As most people have already figured out, open-plan offices are the dumbest management fad of all time, because (according to a Harvard study) they destroy productivity and reduce rather than increase collaboration.
The reason? Open-plan offices prevent you from doing many things that are essential to a healthy, creative, and communicative workplace. Specifically, in an open-plan office you can't:
1. Concentrate without distractions.
Collaboration is meaningless unless individuals are able to get their individual projects (or parts of projects) done completely. Even clerical work requires concentration; creative work even more so. Open-plan offices are noisy, both audibly and visually (which is why headphones don't completely work). Work is always subject to interruptions, intentional and otherwise.
2. Have a private conversation.
In an open-plan office, anything you say is likely to be overheard. This makes it difficult or impossible to talk about anything that might be private, misconstrued, or contrary to management interests if it became public knowledge. You can't discuss half-baked ideas or sensitive issues, have a personal discussion, or organize a union without "big brother" and all his little siblings listening in.
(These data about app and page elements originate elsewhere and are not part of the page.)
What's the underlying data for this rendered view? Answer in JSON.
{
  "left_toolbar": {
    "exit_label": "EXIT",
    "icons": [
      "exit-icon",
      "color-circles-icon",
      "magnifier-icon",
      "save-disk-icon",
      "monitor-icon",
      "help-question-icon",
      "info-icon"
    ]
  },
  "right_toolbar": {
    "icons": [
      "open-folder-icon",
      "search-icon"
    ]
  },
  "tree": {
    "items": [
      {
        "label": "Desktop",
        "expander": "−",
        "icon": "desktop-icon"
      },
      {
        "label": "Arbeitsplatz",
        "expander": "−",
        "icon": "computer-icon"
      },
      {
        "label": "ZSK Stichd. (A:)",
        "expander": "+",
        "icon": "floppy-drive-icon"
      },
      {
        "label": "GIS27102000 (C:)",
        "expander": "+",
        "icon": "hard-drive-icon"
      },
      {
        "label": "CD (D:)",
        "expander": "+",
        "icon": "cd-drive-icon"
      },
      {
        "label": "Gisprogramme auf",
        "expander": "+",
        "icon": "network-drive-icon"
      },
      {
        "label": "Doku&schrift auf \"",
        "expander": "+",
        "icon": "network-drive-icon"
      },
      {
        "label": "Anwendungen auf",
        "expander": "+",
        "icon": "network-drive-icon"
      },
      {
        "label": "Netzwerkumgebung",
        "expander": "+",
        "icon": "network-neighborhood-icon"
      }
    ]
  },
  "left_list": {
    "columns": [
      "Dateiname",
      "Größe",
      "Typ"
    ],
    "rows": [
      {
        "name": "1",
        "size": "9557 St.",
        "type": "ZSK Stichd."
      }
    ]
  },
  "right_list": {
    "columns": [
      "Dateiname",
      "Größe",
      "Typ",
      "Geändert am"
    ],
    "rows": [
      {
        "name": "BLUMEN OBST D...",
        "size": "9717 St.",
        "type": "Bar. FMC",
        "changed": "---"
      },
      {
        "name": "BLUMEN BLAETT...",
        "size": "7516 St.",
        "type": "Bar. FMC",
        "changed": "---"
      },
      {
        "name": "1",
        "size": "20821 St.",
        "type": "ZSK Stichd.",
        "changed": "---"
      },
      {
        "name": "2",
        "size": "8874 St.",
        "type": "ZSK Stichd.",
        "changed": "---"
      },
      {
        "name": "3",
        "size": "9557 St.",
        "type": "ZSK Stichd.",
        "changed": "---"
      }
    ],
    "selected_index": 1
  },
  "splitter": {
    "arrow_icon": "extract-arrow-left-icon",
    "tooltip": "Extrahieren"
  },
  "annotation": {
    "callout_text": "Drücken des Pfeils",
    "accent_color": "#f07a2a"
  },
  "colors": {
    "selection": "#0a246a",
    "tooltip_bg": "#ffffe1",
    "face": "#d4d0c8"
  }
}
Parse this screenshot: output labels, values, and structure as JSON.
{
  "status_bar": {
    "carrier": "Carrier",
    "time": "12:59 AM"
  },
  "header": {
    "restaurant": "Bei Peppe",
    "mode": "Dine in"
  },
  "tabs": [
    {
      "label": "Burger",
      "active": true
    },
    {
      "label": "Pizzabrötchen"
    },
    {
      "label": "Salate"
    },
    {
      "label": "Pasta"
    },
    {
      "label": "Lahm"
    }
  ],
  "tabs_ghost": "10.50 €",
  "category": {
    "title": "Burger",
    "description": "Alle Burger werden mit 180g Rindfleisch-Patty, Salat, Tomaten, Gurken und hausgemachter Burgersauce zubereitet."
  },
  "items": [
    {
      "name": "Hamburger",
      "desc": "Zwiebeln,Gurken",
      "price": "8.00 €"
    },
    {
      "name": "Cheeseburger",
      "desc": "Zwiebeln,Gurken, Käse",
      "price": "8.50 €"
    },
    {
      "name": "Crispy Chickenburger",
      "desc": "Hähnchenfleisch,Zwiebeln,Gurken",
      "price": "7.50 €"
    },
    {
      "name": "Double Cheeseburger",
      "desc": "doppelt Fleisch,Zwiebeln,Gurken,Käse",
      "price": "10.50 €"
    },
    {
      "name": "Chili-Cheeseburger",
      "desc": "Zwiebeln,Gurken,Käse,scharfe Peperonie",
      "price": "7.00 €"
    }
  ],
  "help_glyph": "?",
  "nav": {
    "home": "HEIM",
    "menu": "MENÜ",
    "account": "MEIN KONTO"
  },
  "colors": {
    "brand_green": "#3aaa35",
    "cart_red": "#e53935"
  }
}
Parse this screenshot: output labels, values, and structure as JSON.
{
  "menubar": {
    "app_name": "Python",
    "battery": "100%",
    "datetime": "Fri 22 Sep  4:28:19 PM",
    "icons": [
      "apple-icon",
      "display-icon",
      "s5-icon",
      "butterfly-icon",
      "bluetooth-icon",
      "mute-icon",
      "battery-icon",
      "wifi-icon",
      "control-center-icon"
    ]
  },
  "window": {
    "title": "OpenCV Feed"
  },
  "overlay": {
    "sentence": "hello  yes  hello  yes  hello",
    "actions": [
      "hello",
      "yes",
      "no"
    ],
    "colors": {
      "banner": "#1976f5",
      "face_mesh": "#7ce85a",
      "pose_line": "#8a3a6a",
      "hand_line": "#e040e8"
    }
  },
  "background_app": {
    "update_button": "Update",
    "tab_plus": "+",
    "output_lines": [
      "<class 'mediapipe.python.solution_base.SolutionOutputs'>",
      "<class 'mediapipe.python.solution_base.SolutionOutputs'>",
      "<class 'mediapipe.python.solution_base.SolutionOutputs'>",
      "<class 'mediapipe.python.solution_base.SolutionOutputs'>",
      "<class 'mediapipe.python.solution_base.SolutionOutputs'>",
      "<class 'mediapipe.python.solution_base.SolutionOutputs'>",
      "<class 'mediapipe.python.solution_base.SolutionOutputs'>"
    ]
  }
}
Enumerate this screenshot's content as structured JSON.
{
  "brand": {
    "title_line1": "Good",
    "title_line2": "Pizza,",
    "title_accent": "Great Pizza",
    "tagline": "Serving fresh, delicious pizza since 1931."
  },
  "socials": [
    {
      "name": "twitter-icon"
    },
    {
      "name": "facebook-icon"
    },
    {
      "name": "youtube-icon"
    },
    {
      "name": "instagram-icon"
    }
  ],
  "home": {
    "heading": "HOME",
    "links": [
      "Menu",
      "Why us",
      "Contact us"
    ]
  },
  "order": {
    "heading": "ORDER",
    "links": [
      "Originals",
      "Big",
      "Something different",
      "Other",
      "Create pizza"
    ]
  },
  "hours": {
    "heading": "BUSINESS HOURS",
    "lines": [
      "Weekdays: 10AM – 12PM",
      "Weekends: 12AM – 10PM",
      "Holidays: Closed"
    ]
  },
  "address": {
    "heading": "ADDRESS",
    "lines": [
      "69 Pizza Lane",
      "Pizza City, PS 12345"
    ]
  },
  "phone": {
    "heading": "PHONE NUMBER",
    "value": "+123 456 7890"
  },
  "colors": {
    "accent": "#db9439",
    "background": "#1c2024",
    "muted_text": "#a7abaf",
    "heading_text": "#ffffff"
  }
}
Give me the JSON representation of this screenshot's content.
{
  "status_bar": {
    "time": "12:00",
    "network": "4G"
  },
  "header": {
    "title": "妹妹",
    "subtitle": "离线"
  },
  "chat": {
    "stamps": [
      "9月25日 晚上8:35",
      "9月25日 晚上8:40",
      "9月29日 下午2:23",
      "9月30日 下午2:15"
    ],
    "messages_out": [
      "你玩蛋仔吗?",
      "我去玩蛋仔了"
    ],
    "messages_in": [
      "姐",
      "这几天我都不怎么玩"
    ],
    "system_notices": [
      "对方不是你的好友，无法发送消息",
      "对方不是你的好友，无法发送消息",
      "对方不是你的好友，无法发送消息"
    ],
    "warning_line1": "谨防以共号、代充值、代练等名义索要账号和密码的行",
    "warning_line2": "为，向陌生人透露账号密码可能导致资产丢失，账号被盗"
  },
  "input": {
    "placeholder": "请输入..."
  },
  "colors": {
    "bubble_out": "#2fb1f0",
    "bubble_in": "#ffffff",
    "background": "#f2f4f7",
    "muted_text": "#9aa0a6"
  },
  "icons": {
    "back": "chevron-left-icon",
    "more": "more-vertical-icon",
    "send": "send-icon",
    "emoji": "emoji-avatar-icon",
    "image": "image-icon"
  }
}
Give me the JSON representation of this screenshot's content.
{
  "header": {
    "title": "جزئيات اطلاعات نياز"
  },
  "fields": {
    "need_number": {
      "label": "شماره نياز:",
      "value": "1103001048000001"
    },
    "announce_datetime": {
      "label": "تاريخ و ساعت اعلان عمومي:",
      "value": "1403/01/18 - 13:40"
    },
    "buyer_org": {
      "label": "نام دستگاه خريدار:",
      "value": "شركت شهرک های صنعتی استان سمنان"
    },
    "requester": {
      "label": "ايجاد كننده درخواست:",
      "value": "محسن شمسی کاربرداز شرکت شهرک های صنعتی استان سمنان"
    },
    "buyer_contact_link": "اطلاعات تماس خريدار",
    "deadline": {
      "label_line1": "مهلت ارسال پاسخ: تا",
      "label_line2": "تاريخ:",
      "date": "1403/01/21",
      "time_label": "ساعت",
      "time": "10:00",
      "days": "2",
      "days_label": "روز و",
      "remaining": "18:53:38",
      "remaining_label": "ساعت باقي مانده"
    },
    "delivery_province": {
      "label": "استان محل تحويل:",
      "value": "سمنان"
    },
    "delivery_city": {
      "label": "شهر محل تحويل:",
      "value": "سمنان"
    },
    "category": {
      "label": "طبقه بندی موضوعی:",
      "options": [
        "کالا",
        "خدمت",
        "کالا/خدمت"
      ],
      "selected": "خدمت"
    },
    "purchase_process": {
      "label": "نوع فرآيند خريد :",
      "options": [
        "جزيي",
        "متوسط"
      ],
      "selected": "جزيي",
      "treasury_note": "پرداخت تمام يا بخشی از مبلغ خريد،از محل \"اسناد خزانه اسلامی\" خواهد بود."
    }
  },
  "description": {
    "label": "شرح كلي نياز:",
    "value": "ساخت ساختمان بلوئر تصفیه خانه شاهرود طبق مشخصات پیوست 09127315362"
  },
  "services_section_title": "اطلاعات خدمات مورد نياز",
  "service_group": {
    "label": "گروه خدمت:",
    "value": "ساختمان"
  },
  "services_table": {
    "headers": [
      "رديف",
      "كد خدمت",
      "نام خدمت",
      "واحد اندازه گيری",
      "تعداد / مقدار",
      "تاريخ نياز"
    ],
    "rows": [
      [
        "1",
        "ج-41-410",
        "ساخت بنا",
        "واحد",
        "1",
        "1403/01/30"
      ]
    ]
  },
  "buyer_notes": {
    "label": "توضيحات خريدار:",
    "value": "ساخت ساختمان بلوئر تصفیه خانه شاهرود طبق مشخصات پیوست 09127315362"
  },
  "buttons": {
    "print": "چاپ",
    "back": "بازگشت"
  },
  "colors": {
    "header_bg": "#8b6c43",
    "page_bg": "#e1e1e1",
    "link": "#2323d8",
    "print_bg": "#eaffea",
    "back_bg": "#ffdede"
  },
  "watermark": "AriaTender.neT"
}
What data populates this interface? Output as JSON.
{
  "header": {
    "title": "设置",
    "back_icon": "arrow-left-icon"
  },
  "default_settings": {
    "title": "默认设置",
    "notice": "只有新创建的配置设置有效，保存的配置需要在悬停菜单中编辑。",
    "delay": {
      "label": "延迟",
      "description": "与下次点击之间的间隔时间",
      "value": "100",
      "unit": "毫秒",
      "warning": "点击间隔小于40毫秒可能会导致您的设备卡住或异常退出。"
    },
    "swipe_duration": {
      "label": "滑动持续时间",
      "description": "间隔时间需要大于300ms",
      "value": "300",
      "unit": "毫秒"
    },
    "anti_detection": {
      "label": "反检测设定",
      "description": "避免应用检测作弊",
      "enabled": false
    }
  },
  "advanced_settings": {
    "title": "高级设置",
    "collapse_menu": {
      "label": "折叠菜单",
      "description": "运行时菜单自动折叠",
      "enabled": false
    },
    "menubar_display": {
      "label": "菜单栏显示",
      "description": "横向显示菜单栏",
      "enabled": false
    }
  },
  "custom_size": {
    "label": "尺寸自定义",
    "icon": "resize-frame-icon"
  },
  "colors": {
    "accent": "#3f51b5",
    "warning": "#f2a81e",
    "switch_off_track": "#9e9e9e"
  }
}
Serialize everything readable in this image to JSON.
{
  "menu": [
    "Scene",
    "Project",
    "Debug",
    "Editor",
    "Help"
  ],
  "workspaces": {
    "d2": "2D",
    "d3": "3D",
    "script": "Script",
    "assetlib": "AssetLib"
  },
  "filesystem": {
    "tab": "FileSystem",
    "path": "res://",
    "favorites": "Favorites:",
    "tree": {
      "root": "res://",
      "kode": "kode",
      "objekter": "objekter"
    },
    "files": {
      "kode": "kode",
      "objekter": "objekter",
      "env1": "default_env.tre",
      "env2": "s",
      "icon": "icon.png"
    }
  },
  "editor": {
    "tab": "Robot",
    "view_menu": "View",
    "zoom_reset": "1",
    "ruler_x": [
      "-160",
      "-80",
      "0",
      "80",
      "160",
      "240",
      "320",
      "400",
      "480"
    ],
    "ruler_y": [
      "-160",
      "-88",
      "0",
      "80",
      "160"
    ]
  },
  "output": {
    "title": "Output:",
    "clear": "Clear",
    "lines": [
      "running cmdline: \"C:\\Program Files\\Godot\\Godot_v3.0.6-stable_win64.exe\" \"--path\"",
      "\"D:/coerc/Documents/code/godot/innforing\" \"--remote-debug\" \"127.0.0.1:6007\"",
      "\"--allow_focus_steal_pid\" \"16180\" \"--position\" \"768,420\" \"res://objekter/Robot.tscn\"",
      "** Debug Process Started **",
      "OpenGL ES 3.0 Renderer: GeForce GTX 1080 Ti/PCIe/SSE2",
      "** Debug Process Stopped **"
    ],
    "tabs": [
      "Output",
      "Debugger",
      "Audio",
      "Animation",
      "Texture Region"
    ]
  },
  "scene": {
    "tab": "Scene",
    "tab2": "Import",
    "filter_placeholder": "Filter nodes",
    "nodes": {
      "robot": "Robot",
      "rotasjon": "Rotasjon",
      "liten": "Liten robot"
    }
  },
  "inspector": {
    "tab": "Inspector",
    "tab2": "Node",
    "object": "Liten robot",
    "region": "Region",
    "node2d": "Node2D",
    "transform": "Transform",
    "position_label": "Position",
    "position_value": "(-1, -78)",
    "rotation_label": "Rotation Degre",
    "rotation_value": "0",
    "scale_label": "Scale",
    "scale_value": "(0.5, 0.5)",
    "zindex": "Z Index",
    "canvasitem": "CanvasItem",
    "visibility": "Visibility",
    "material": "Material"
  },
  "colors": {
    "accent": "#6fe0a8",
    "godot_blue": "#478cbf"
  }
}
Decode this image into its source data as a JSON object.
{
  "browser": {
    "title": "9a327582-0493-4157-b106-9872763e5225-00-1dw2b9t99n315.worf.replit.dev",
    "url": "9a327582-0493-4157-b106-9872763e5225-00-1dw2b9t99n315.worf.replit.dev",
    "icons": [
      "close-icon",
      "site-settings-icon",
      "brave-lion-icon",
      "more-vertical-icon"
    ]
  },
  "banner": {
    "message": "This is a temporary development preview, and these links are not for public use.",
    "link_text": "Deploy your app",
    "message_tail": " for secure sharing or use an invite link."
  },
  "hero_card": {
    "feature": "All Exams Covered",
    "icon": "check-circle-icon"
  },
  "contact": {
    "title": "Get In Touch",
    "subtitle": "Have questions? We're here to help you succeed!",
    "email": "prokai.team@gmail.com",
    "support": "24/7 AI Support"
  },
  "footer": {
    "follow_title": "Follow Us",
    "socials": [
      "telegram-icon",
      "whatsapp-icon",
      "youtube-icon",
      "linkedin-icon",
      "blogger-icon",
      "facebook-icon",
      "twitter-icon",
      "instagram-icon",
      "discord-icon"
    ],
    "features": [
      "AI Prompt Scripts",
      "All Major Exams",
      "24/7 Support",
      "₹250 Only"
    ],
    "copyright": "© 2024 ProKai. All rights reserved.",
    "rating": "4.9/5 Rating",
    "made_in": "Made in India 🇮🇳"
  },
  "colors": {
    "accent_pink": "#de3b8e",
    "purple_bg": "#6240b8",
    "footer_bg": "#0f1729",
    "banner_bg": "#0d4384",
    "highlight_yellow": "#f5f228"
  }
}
3. Have an animated conversation without annoying everyone.
Collaboration is supposed to help workers become excited and engaged. In open-plan offices, however, employees know they're bothering other people when their conversations get too enthusiastic. So they tone their voices down, which dampens the energy.
4. Create a personalized environment.
People feel more positive about work when they can create their own little "home away from home." With open-plan offices, you might have your coffee mug and a family photo, but that's about it. Otherwise, you're stuck with whatever schlocky hotel-lobby-esque corporate decor some architect thought would look cool.
5. Escape the office *sshole.
Almost every workplace has one or more individuals who are just plain obnoxious--compulsive flirts, energy vampires, and so forth. A private office--or even a cubicle--creates a territorial barrier that allows you to keep your distance. In an open-plan office, you can move but you can't hide.
6. Take a power nap.
It's a well-documented fact that napping makes people more creative. Taking a nap, however, is virtually impossible in an open-plan office, not just because of the noise but because you never know when somebody might come up behind you and nudge your chair. With a private office, you can close the door and take a few z's in quiet safety.
7. Avoid airborne germs.
Flu spreads easily enough in traditional office environments. In an open-plan office, a single sneeze guarantees that every surface within a radius of 25 feet for so will be covered with bacteria or viruses. Private offices (and even cubicles) tend to limit the spread of airborne sickness.
8. Control the room temperature.
Open-plan offices are set to a single average temperature, usually one that's comfortable for a medium-size man wearing a suit, which is several degrees too cold for most women. Private offices often have individual temperature controls. If not, they can be cooled by blocking the heating vent or warmed with a space heater.
9. Avoid being ogled.
Open-plan offices expose everyone to constant observation. Because women are more frequently judged on their appearance than men, open-plan forces women to be overly aware of what they're wearing and consciously cognizant that, for some men, they're part of the scenery.
10. Have a phone conversation on a weak line.
Listening to half a conversation is more distracting than listening to both sides, because you mind automatically fills in the other side of the conversation. That's why when people make calls in an open-plan office, they try to keep their voices low. But if you have a lousy connection and must speak up, everyone suffers.
11. Use a speakerphone without driving everyone else nuts.
In a private office, a small group can teleconference with third parties without creating noise pollution for everyone working on that floor. With open-plan offices, you have to find a conference room that hasn't already been staked out by people trying to find a little privacy.
12. Have some private time.
Introverts (roughly a third of the population) find the presence of other people physically and emotionally draining. To recharge, they need to be alone, but that's impossible without leaving the office, unless you count hiding in a bathroom stall. Introverts tend to be more creative and innovative than extroverts, so making them unproductive is foolish and short-sighted.
Just to be clear: Going back to cubicles is not the answer. Cubicles are just open-plan offices with higher barriers; they're almost as bad. Here's what really works: private offices surrounding a hub of common area that's specifically for socializing.
That's how Pixar arranges its offices and how Apple used to have things set up before it drank the Kool-Aid and built its spaceship. Hey, ever notice that innovation at Apple seems to have come to a screeching halt since the move? Wanna guess why?